### Task brief
Repeat exactly, and only, the lines from the line bearing "Give me the" through the end of the material. Do not copy the pictures.

### Supplied material
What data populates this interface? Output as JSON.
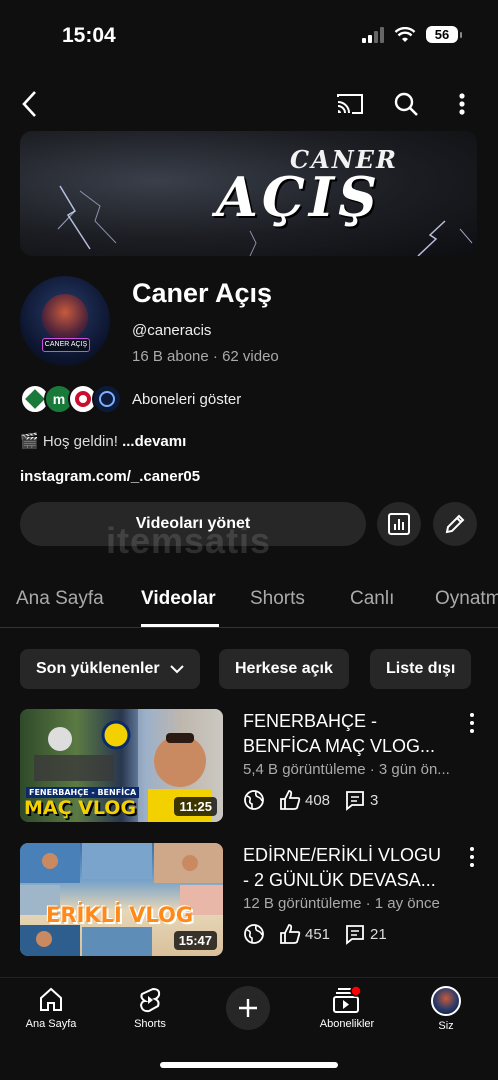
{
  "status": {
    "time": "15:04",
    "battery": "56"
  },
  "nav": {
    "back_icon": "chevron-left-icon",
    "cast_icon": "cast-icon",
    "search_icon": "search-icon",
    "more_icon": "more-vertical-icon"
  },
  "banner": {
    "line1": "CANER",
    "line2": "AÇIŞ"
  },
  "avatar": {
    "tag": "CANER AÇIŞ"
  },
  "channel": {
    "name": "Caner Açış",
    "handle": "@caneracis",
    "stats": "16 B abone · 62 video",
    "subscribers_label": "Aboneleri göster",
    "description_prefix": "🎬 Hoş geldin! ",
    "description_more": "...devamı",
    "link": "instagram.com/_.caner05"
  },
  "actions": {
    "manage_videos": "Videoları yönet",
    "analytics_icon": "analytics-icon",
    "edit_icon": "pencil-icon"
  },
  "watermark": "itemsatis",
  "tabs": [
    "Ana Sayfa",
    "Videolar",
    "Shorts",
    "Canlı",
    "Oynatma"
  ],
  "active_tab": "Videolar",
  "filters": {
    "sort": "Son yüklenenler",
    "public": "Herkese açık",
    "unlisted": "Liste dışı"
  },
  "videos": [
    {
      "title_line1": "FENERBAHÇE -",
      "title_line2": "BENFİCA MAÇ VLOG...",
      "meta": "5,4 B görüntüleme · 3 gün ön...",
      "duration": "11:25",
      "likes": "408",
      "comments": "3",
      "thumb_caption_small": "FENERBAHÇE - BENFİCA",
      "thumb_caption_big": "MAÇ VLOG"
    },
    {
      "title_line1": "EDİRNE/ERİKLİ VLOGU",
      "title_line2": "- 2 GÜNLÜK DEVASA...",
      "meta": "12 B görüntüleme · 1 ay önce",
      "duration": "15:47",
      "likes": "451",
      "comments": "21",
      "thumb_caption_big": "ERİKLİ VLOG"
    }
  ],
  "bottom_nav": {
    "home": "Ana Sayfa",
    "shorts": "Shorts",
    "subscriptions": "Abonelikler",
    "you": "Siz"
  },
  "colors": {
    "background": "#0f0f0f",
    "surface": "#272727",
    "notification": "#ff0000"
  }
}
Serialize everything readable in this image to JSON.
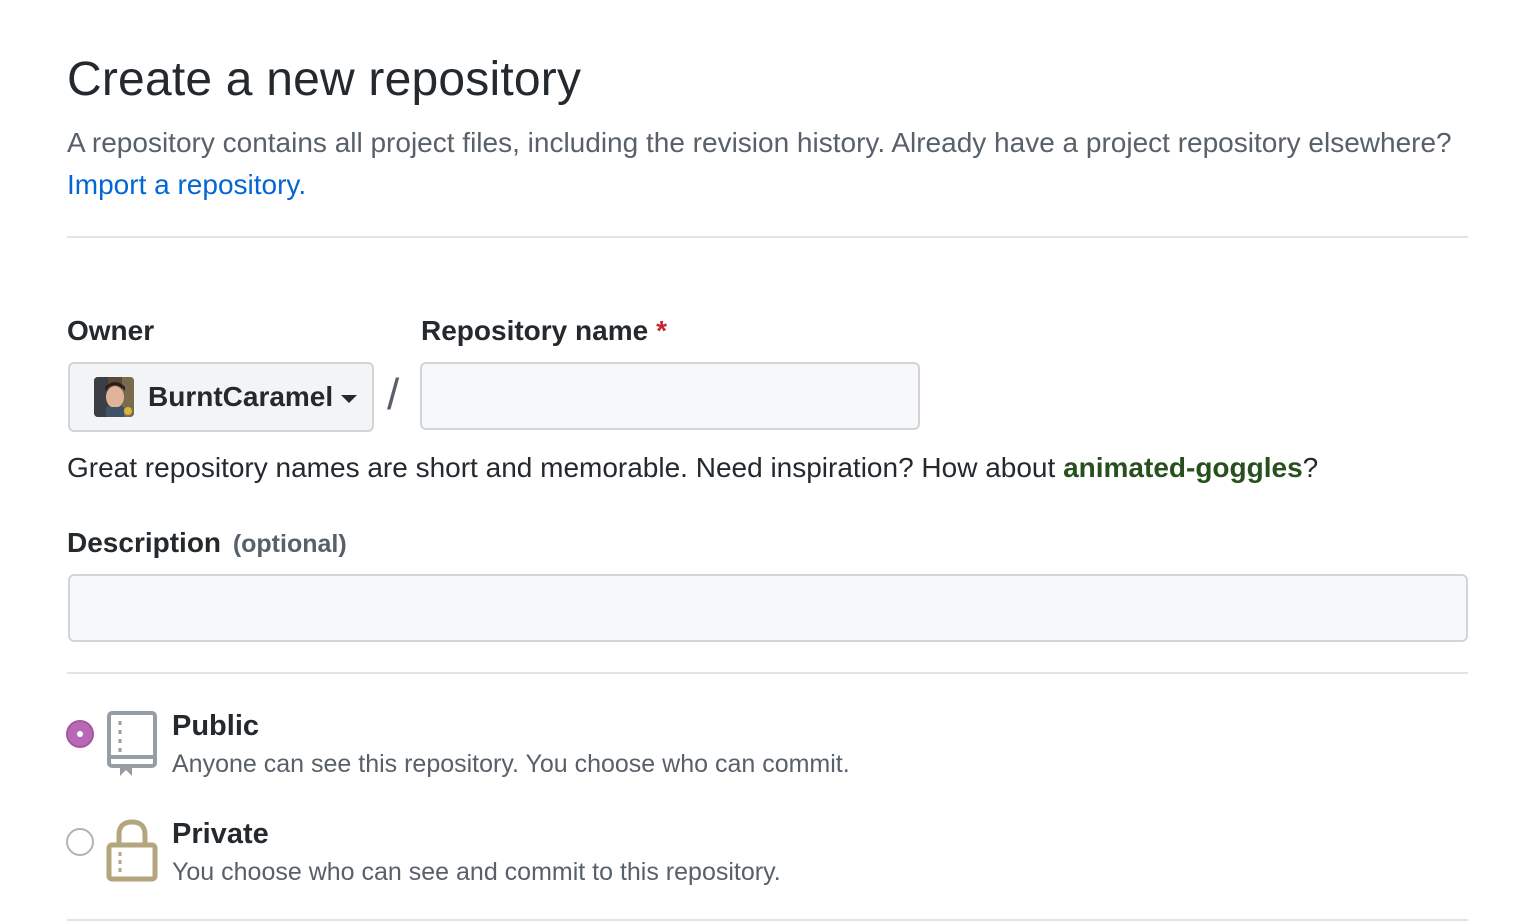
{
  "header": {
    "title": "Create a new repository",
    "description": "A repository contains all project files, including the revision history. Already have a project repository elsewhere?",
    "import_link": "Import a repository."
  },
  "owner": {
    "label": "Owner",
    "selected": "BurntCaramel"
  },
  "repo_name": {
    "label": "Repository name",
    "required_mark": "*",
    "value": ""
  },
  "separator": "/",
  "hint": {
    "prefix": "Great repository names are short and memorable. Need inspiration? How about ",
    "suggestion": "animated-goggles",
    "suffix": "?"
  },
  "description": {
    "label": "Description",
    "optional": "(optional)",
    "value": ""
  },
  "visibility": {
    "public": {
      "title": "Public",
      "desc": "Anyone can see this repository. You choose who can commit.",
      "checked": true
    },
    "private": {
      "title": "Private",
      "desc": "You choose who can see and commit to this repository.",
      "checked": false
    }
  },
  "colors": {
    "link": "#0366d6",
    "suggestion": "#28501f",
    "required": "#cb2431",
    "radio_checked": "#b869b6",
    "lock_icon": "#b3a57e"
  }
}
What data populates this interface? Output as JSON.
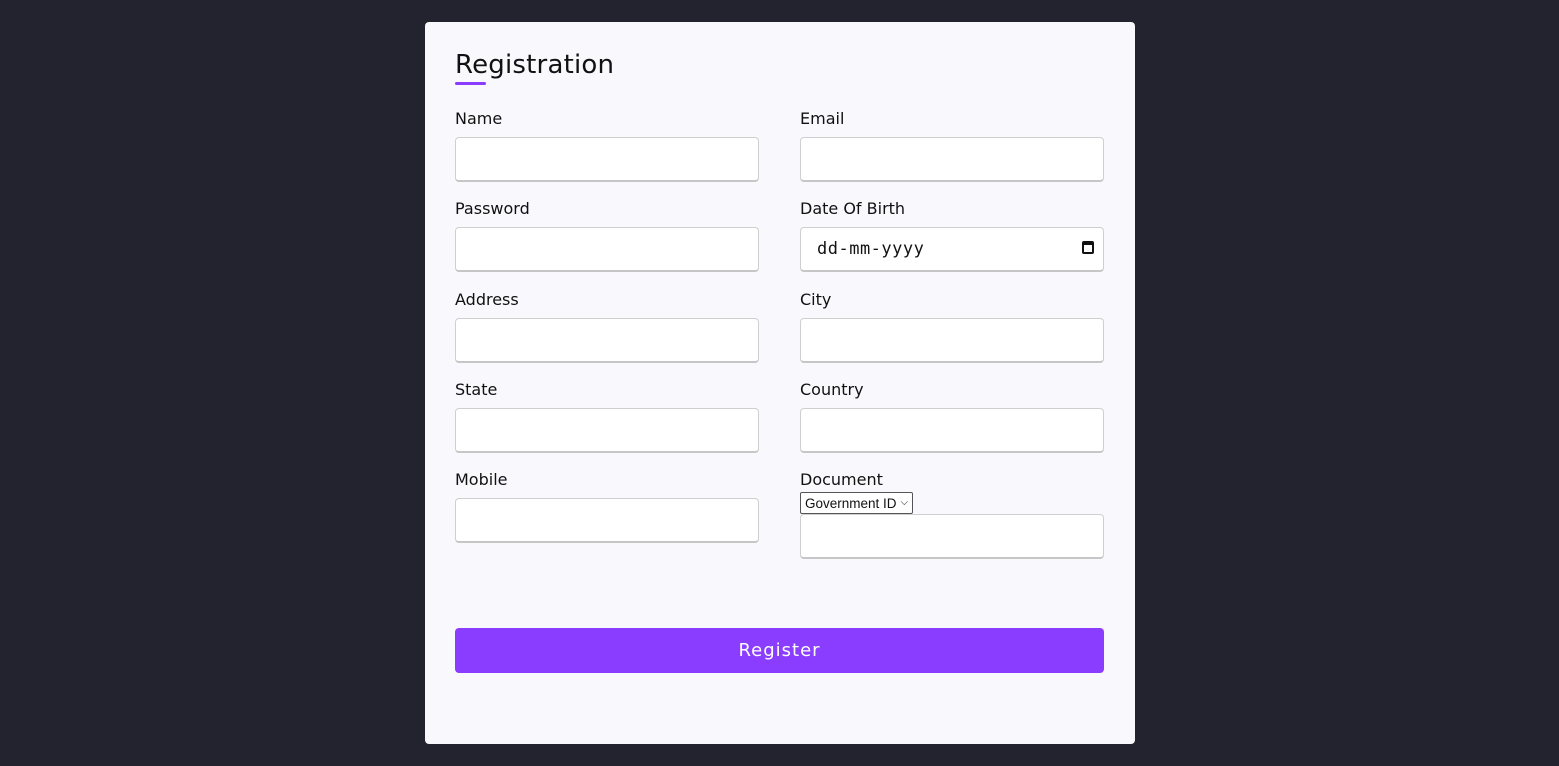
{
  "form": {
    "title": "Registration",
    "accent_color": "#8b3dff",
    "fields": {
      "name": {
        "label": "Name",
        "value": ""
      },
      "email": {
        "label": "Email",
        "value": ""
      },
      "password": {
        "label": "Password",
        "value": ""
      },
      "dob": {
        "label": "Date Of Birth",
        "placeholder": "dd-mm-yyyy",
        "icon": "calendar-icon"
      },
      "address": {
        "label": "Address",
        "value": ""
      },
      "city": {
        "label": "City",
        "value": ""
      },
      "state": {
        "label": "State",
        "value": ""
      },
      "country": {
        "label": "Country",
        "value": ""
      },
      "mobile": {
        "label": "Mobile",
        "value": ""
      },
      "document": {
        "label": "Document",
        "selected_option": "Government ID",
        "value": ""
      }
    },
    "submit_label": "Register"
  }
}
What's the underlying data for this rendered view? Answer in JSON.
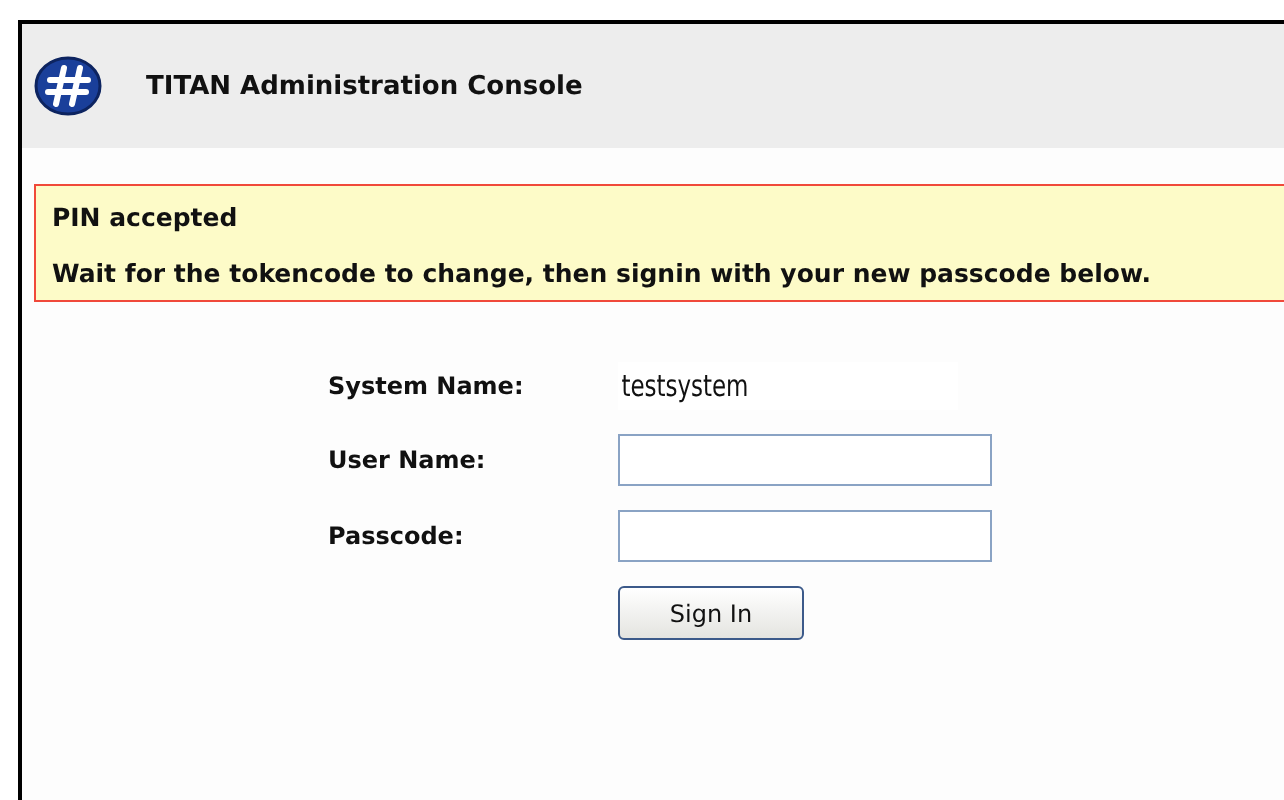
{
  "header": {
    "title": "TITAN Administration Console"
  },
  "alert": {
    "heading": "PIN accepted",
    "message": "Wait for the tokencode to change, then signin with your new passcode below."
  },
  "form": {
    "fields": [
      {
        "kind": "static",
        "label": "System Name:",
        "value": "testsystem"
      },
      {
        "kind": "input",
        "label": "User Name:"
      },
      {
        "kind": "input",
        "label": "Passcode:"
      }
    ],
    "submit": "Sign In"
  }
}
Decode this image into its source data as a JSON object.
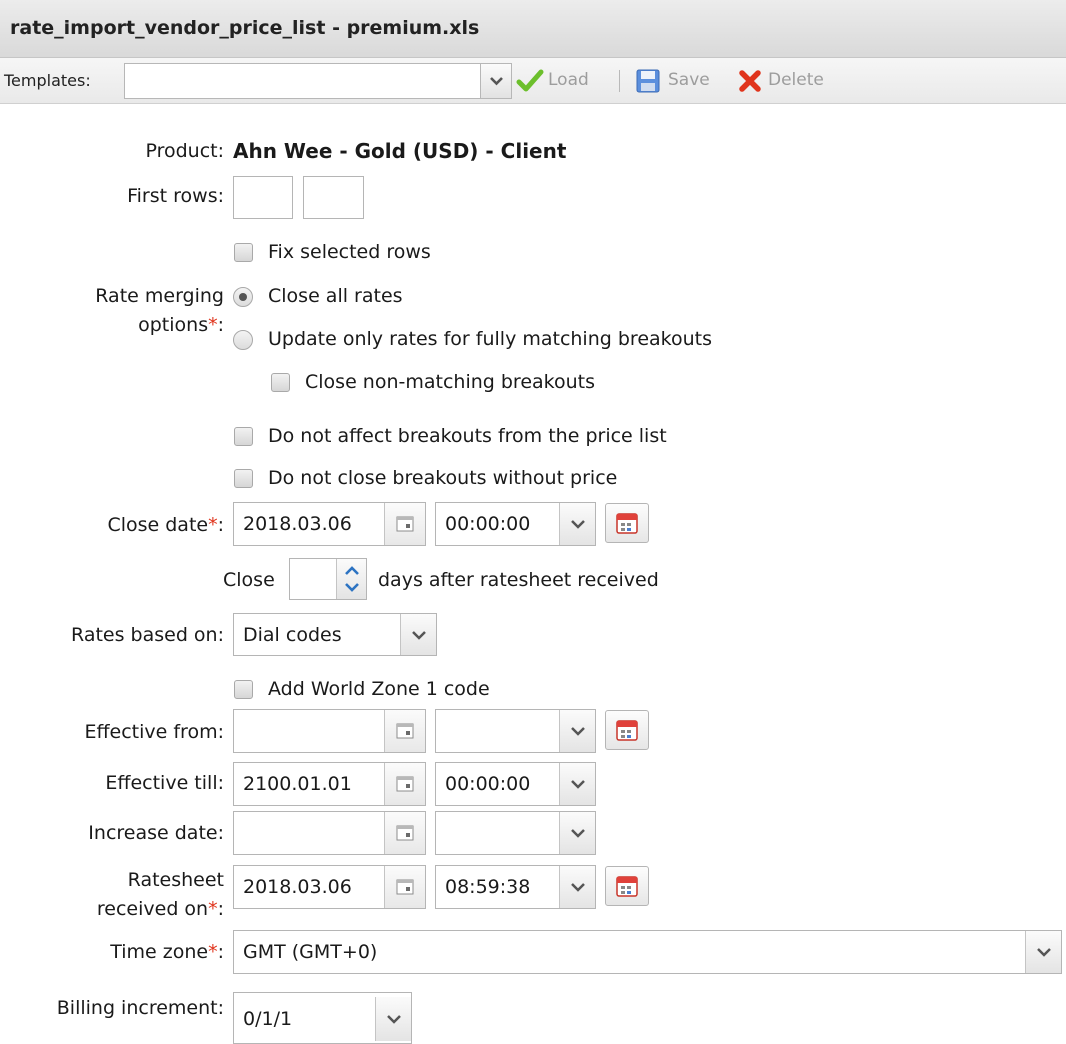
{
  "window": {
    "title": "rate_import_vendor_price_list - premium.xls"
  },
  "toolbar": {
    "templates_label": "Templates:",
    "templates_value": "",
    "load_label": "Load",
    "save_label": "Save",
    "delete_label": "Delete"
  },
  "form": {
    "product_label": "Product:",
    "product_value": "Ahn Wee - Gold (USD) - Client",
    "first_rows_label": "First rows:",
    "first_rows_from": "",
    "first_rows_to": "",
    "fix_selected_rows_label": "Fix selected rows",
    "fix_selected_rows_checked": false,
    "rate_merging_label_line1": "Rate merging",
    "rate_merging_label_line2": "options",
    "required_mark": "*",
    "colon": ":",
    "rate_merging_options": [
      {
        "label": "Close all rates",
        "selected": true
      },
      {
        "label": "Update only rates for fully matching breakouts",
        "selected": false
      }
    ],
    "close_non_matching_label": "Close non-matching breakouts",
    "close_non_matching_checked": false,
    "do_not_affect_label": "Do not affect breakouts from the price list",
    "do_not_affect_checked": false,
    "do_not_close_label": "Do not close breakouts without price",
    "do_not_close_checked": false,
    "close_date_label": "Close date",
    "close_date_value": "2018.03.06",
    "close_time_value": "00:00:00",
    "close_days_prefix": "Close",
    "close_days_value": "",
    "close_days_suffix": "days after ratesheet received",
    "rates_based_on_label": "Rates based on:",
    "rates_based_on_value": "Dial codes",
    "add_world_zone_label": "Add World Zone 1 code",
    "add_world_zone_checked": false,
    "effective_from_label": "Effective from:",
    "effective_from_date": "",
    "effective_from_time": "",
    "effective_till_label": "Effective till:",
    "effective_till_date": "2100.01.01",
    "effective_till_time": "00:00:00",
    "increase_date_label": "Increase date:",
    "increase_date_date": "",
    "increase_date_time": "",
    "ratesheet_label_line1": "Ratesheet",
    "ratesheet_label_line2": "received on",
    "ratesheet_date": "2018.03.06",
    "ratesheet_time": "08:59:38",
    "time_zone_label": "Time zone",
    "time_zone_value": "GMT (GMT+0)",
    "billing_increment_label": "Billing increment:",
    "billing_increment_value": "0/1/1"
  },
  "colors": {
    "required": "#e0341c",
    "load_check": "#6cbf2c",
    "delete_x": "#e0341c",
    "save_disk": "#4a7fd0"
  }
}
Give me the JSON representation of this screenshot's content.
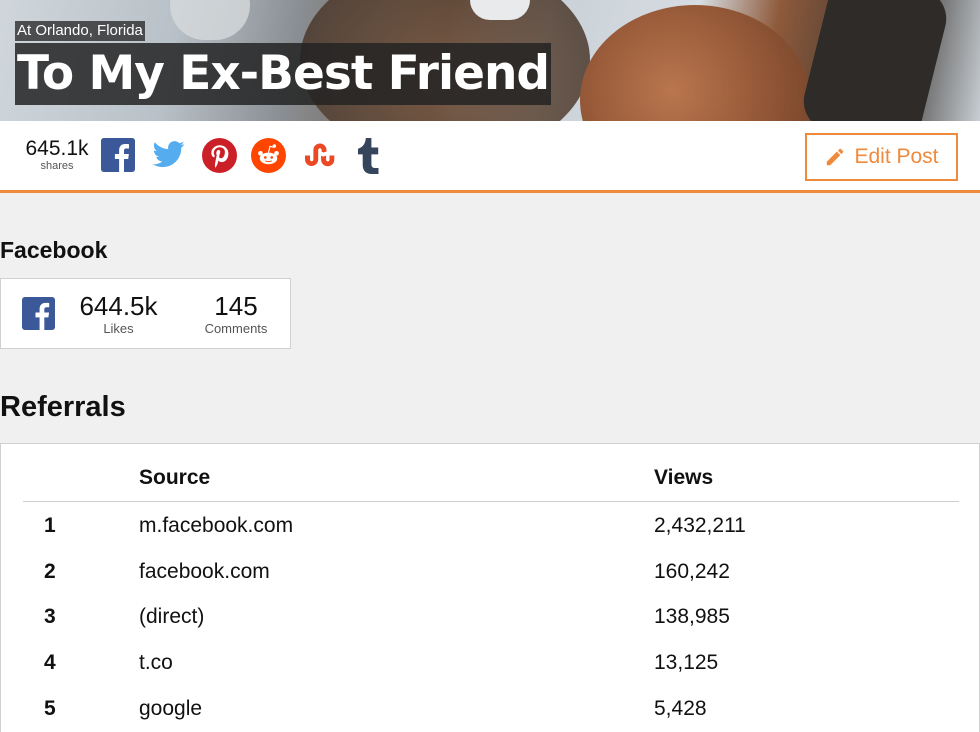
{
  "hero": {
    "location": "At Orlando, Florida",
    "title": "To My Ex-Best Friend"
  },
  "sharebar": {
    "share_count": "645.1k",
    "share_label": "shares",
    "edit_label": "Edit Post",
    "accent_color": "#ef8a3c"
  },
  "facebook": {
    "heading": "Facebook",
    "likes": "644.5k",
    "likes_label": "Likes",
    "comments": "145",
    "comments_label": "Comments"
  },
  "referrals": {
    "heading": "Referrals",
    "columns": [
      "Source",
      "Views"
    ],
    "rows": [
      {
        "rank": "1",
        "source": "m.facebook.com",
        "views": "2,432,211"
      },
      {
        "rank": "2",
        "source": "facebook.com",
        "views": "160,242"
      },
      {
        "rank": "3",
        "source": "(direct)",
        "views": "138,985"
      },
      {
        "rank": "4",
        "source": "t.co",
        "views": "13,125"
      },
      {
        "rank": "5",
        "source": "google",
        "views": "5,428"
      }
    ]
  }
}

### Response box
Give me the JSON representation of this screenshot's content.
{
  "hero": {
    "location": "At Orlando, Florida",
    "title": "To My Ex-Best Friend"
  },
  "sharebar": {
    "share_count": "645.1k",
    "share_label": "shares",
    "edit_label": "Edit Post",
    "accent_color": "#ef8a3c"
  },
  "facebook": {
    "heading": "Facebook",
    "likes": "644.5k",
    "likes_label": "Likes",
    "comments": "145",
    "comments_label": "Comments"
  },
  "referrals": {
    "heading": "Referrals",
    "columns": [
      "Source",
      "Views"
    ],
    "rows": [
      {
        "rank": "1",
        "source": "m.facebook.com",
        "views": "2,432,211"
      },
      {
        "rank": "2",
        "source": "facebook.com",
        "views": "160,242"
      },
      {
        "rank": "3",
        "source": "(direct)",
        "views": "138,985"
      },
      {
        "rank": "4",
        "source": "t.co",
        "views": "13,125"
      },
      {
        "rank": "5",
        "source": "google",
        "views": "5,428"
      }
    ]
  }
}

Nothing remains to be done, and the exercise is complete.